Release Date: April 1st, 2005 (limited)
Directed by: Dana Brown
Written by: Dana Brown
Music by: Nathan Furst
Cast: Chad McQueen, Mario Andretti, Steve McQueen (archive footage)

BronWa Pictures, Dusted Productions, Gotham Group, 97 Minutes

Review:

*Written in 2014.

I know that it’s been out for a while but I just watched the documentary film Dust To Glory, which is about the famous Baja 1000 off-road race. For those who don’t know, the race is world-renowned and has been a part of Baja’s culture since 1967.

The film was phenomenally shot and the action really never stopped apart from taking breaks to interview the several subjects of the film. The people and their stories were great and added a lot of depth and history to the majestic race.

The director is Dana Brown who is the son of famous documentary filmmaker Bruce Brown. The elder Brown was known for the films Endless Summer and its sequel, as well as On Any Sunday, which is a motorcycle racing documentary featuring Steve McQueen.

The younger brown does a good job living up to his dad’s reputation and ability to weave together a good story. Dust To Glory is a sort of spiritual successor to On Any Sunday.

Whether you are a fan of off-road racing or not, this film is very accessible and tells a story interesting enough to keep one hooked until the end. There wasn’t a stone left unturned in covering every possible aspect of this race and the people around it. If anything, the film made me want to travel to Mexico to participate or at the very least, go as a spectator and scream my lungs off.

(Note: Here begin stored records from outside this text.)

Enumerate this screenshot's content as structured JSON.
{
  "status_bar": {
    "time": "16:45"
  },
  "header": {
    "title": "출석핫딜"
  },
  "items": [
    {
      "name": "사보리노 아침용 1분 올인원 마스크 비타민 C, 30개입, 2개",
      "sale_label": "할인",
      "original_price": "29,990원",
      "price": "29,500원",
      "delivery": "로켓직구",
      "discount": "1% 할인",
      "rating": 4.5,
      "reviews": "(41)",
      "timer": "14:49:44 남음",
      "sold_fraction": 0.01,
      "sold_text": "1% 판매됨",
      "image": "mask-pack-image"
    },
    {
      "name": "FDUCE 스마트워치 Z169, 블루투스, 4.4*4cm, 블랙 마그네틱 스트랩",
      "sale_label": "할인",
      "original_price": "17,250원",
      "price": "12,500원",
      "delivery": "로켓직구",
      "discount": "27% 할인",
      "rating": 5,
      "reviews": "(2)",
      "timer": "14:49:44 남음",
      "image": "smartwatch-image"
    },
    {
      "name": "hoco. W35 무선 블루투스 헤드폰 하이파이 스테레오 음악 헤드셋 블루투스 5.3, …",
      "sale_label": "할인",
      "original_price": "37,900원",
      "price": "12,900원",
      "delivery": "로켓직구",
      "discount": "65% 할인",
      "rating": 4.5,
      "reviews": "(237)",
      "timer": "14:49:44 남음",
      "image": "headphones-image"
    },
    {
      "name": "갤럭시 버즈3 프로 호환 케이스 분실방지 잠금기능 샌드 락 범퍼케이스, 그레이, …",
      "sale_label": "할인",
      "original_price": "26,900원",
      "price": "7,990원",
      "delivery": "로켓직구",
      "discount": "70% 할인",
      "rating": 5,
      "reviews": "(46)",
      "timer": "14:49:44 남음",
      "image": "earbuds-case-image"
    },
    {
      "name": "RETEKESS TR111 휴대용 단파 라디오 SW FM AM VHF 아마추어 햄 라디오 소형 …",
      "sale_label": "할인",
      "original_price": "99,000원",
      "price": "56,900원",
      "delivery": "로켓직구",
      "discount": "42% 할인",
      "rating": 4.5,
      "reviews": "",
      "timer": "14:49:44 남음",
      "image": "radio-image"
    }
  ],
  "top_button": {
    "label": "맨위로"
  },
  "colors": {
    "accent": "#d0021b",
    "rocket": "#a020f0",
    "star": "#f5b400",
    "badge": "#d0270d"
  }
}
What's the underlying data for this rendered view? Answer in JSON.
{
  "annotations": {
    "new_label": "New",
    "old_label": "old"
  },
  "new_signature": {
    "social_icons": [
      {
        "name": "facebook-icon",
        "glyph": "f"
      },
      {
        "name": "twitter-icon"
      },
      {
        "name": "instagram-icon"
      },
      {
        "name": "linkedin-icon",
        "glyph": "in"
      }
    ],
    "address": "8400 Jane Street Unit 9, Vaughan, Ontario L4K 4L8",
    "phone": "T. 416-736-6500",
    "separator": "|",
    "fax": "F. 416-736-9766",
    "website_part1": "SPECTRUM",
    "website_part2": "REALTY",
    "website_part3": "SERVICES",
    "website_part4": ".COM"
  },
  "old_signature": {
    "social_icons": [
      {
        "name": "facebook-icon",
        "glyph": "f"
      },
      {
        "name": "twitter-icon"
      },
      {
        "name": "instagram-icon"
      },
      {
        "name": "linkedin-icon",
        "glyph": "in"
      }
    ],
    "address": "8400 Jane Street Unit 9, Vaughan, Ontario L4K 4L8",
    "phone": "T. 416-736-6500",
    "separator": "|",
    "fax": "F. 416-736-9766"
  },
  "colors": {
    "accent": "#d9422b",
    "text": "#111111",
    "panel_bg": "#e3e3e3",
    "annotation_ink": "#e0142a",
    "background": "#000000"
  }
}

Rating: 7.25/10
Pairs well with: On Any Sunday and Love the Beast.

Documentary Review: Heroes Manufactured (2016)

Release Date: October, 2016
Directed by: Yaron Betan
Written by: Yaron Betan

Key West Video, KingSky Productions, White Night Studios, 90 Minutes

Review:

I didn’t know what to expect when I fired this up but I’ve been watching whatever free comic industry documentaries I’ve been able to dig up recently.

This is primarily about Canadian comic book creators and takes place at various comic conventions throughout Canada.

Mostly, this was an entertaining documentary about a scene I’m not intimately familiar with having grown up and primarily lived in Florida. I know some of the top Canadian creators and their titles but this delved a bit deeper and gave me some new stuff to check out.

This wasn’t too exciting though and doesn’t seem to have a cohesive narrative other than linking everything together with Canada as the running theme. However, we get a lot of time devoted to Stan Lee, who is a New Yorker, which means he’s not a Canadian. But I’ll watch Stan Lee in anything, so I’m not complaining.

Heroes Manufactured has a really high IMDb rating, which I found to be misleading as it certainly isn’t a documentary that should be anywhere near an 8.8.

It’s a good and informative little film though, if you want to know more about the Canadian comic book scene.

Rating: 6.25/10
Pairs well with: Comic Book Independents24 Hour Comic and The Image Revolution.